§ **Items from an interface collection**
Start of Block
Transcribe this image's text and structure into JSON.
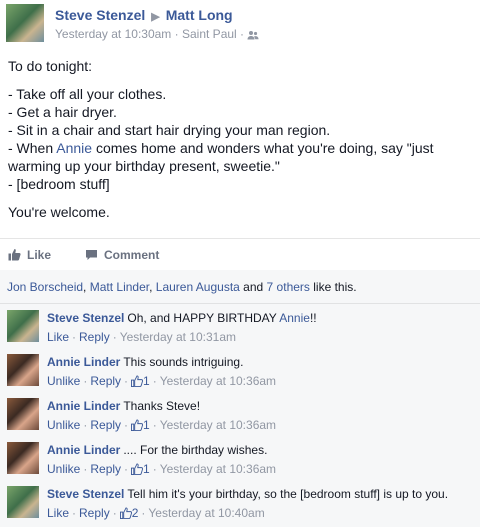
{
  "post": {
    "author": "Steve Stenzel",
    "recipient": "Matt Long",
    "timestamp": "Yesterday at 10:30am",
    "location": "Saint Paul",
    "intro": "To do tonight:",
    "lines": [
      "- Take off all your clothes.",
      "- Get a hair dryer.",
      "- Sit in a chair and start hair drying your man region.",
      "- When ",
      "Annie",
      " comes home and wonders what you're doing, say \"just warming up your birthday present, sweetie.\"",
      "- [bedroom stuff]"
    ],
    "outro": "You're welcome."
  },
  "actions": {
    "like": "Like",
    "comment": "Comment"
  },
  "likes": {
    "names": [
      "Jon Borscheid",
      "Matt Linder",
      "Lauren Augusta"
    ],
    "sep1": ", ",
    "sep2": ", ",
    "and": " and ",
    "others": "7 others",
    "suffix": " like this."
  },
  "comments": [
    {
      "author": "Steve Stenzel",
      "text_before": "Oh, and HAPPY BIRTHDAY ",
      "mention": "Annie",
      "text_after": "!!",
      "action": "Like",
      "reply": "Reply",
      "likes": "",
      "time": "Yesterday at 10:31am"
    },
    {
      "author": "Annie Linder",
      "text_before": "This sounds intriguing.",
      "mention": "",
      "text_after": "",
      "action": "Unlike",
      "reply": "Reply",
      "likes": "1",
      "time": "Yesterday at 10:36am"
    },
    {
      "author": "Annie Linder",
      "text_before": "Thanks Steve!",
      "mention": "",
      "text_after": "",
      "action": "Unlike",
      "reply": "Reply",
      "likes": "1",
      "time": "Yesterday at 10:36am"
    },
    {
      "author": "Annie Linder",
      "text_before": ".... For the birthday wishes.",
      "mention": "",
      "text_after": "",
      "action": "Unlike",
      "reply": "Reply",
      "likes": "1",
      "time": "Yesterday at 10:36am"
    },
    {
      "author": "Steve Stenzel",
      "text_before": "Tell him it's your birthday, so the [bedroom stuff] is up to you.",
      "mention": "",
      "text_after": "",
      "action": "Like",
      "reply": "Reply",
      "likes": "2",
      "time": "Yesterday at 10:40am"
    }
  ],
  "colors": {
    "link": "#3b5998",
    "meta": "#9197a3",
    "ufi_bg": "#f6f7f8"
  },
  "icons": {
    "separator": "triangle-right-icon",
    "audience": "friends-icon",
    "like": "thumbs-up-icon",
    "comment": "speech-bubble-icon"
  }
}
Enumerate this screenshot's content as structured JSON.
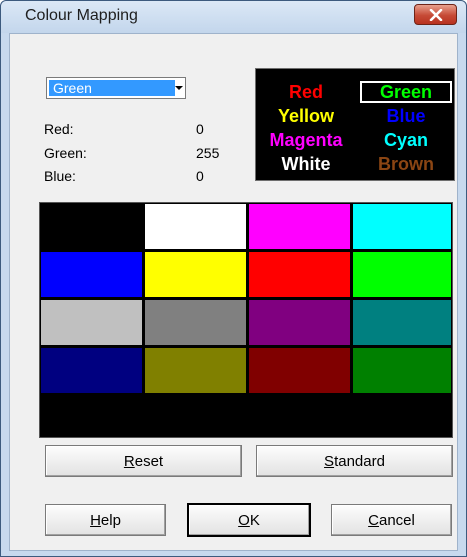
{
  "window": {
    "title": "Colour Mapping",
    "close_glyph": "✕"
  },
  "selector": {
    "value": "Green",
    "arrow_icon": "dropdown-arrow-icon"
  },
  "rgb": {
    "red_label": "Red:",
    "red_value": "0",
    "green_label": "Green:",
    "green_value": "255",
    "blue_label": "Blue:",
    "blue_value": "0"
  },
  "preview": {
    "items": [
      {
        "label": "Red",
        "color": "#ff0000"
      },
      {
        "label": "Green",
        "color": "#00ff00"
      },
      {
        "label": "Yellow",
        "color": "#ffff00"
      },
      {
        "label": "Blue",
        "color": "#0000ff"
      },
      {
        "label": "Magenta",
        "color": "#ff00ff"
      },
      {
        "label": "Cyan",
        "color": "#00ffff"
      },
      {
        "label": "White",
        "color": "#ffffff"
      },
      {
        "label": "Brown",
        "color": "#8b4513"
      }
    ],
    "selected": "Green"
  },
  "palette": {
    "rows": [
      [
        "#000000",
        "#ffffff",
        "#ff00ff",
        "#00ffff"
      ],
      [
        "#0000ff",
        "#ffff00",
        "#ff0000",
        "#00ff00"
      ],
      [
        "#c0c0c0",
        "#808080",
        "#800080",
        "#008080"
      ],
      [
        "#000080",
        "#808000",
        "#800000",
        "#008000"
      ]
    ]
  },
  "buttons": {
    "reset": {
      "mnemonic": "R",
      "rest": "eset"
    },
    "standard": {
      "mnemonic": "S",
      "rest": "tandard"
    },
    "help": {
      "mnemonic": "H",
      "rest": "elp"
    },
    "ok": {
      "mnemonic": "O",
      "rest": "K"
    },
    "cancel": {
      "mnemonic": "C",
      "rest": "ancel"
    }
  }
}
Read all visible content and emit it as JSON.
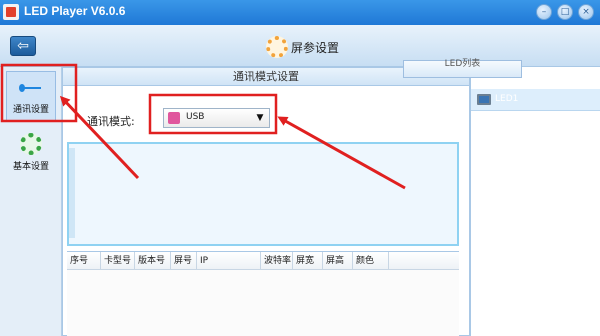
{
  "window": {
    "title": "LED Player V6.0.6",
    "minimize_glyph": "–",
    "maximize_glyph": "□",
    "close_glyph": "×"
  },
  "header": {
    "back_glyph": "⇦",
    "title": "屏参设置"
  },
  "sidebar": {
    "items": [
      {
        "label": "通讯设置",
        "icon": "usb-icon",
        "active": true
      },
      {
        "label": "基本设置",
        "icon": "gear-icon",
        "active": false
      }
    ]
  },
  "main": {
    "panel_title": "通讯模式设置",
    "comm_mode_label": "通讯模式:",
    "comm_mode_value": "USB",
    "dropdown_arrow": "▼",
    "table": {
      "columns": [
        "序号",
        "卡型号",
        "版本号",
        "屏号",
        "IP",
        "波特率",
        "屏宽",
        "屏高",
        "颜色"
      ]
    }
  },
  "right_panel": {
    "tab_label": "LED列表",
    "items": [
      {
        "label": "LED1"
      }
    ]
  },
  "colors": {
    "titlebar": "#1f78d6",
    "annotation_red": "#e02020",
    "selected_item": "#ddeefc"
  }
}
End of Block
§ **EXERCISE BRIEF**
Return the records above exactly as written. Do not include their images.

§ **RESULT**
Transcribe this image's text and structure into JSON.
{
  "post": {
    "author": "Steve Stenzel",
    "recipient": "Matt Long",
    "timestamp": "Yesterday at 10:30am",
    "location": "Saint Paul",
    "intro": "To do tonight:",
    "lines": [
      "- Take off all your clothes.",
      "- Get a hair dryer.",
      "- Sit in a chair and start hair drying your man region.",
      "- When ",
      "Annie",
      " comes home and wonders what you're doing, say \"just warming up your birthday present, sweetie.\"",
      "- [bedroom stuff]"
    ],
    "outro": "You're welcome."
  },
  "actions": {
    "like": "Like",
    "comment": "Comment"
  },
  "likes": {
    "names": [
      "Jon Borscheid",
      "Matt Linder",
      "Lauren Augusta"
    ],
    "sep1": ", ",
    "sep2": ", ",
    "and": " and ",
    "others": "7 others",
    "suffix": " like this."
  },
  "comments": [
    {
      "author": "Steve Stenzel",
      "text_before": "Oh, and HAPPY BIRTHDAY ",
      "mention": "Annie",
      "text_after": "!!",
      "action": "Like",
      "reply": "Reply",
      "likes": "",
      "time": "Yesterday at 10:31am"
    },
    {
      "author": "Annie Linder",
      "text_before": "This sounds intriguing.",
      "mention": "",
      "text_after": "",
      "action": "Unlike",
      "reply": "Reply",
      "likes": "1",
      "time": "Yesterday at 10:36am"
    },
    {
      "author": "Annie Linder",
      "text_before": "Thanks Steve!",
      "mention": "",
      "text_after": "",
      "action": "Unlike",
      "reply": "Reply",
      "likes": "1",
      "time": "Yesterday at 10:36am"
    },
    {
      "author": "Annie Linder",
      "text_before": ".... For the birthday wishes.",
      "mention": "",
      "text_after": "",
      "action": "Unlike",
      "reply": "Reply",
      "likes": "1",
      "time": "Yesterday at 10:36am"
    },
    {
      "author": "Steve Stenzel",
      "text_before": "Tell him it's your birthday, so the [bedroom stuff] is up to you.",
      "mention": "",
      "text_after": "",
      "action": "Like",
      "reply": "Reply",
      "likes": "2",
      "time": "Yesterday at 10:40am"
    }
  ],
  "colors": {
    "link": "#3b5998",
    "meta": "#9197a3",
    "ufi_bg": "#f6f7f8"
  },
  "icons": {
    "separator": "triangle-right-icon",
    "audience": "friends-icon",
    "like": "thumbs-up-icon",
    "comment": "speech-bubble-icon"
  }
}
Enumerate this screenshot's content as structured JSON.
{
  "window": {
    "title": "Colour Mapping",
    "close_glyph": "✕"
  },
  "selector": {
    "value": "Green",
    "arrow_icon": "dropdown-arrow-icon"
  },
  "rgb": {
    "red_label": "Red:",
    "red_value": "0",
    "green_label": "Green:",
    "green_value": "255",
    "blue_label": "Blue:",
    "blue_value": "0"
  },
  "preview": {
    "items": [
      {
        "label": "Red",
        "color": "#ff0000"
      },
      {
        "label": "Green",
        "color": "#00ff00"
      },
      {
        "label": "Yellow",
        "color": "#ffff00"
      },
      {
        "label": "Blue",
        "color": "#0000ff"
      },
      {
        "label": "Magenta",
        "color": "#ff00ff"
      },
      {
        "label": "Cyan",
        "color": "#00ffff"
      },
      {
        "label": "White",
        "color": "#ffffff"
      },
      {
        "label": "Brown",
        "color": "#8b4513"
      }
    ],
    "selected": "Green"
  },
  "palette": {
    "rows": [
      [
        "#000000",
        "#ffffff",
        "#ff00ff",
        "#00ffff"
      ],
      [
        "#0000ff",
        "#ffff00",
        "#ff0000",
        "#00ff00"
      ],
      [
        "#c0c0c0",
        "#808080",
        "#800080",
        "#008080"
      ],
      [
        "#000080",
        "#808000",
        "#800000",
        "#008000"
      ]
    ]
  },
  "buttons": {
    "reset": {
      "mnemonic": "R",
      "rest": "eset"
    },
    "standard": {
      "mnemonic": "S",
      "rest": "tandard"
    },
    "help": {
      "mnemonic": "H",
      "rest": "elp"
    },
    "ok": {
      "mnemonic": "O",
      "rest": "K"
    },
    "cancel": {
      "mnemonic": "C",
      "rest": "ancel"
    }
  }
}
Read all visible content and emit it as JSON.
{
  "window": {
    "title": "LED Player V6.0.6",
    "minimize_glyph": "–",
    "maximize_glyph": "□",
    "close_glyph": "×"
  },
  "header": {
    "back_glyph": "⇦",
    "title": "屏参设置"
  },
  "sidebar": {
    "items": [
      {
        "label": "通讯设置",
        "icon": "usb-icon",
        "active": true
      },
      {
        "label": "基本设置",
        "icon": "gear-icon",
        "active": false
      }
    ]
  },
  "main": {
    "panel_title": "通讯模式设置",
    "comm_mode_label": "通讯模式:",
    "comm_mode_value": "USB",
    "dropdown_arrow": "▼",
    "table": {
      "columns": [
        "序号",
        "卡型号",
        "版本号",
        "屏号",
        "IP",
        "波特率",
        "屏宽",
        "屏高",
        "颜色"
      ]
    }
  },
  "right_panel": {
    "tab_label": "LED列表",
    "items": [
      {
        "label": "LED1"
      }
    ]
  },
  "colors": {
    "titlebar": "#1f78d6",
    "annotation_red": "#e02020",
    "selected_item": "#ddeefc"
  }
}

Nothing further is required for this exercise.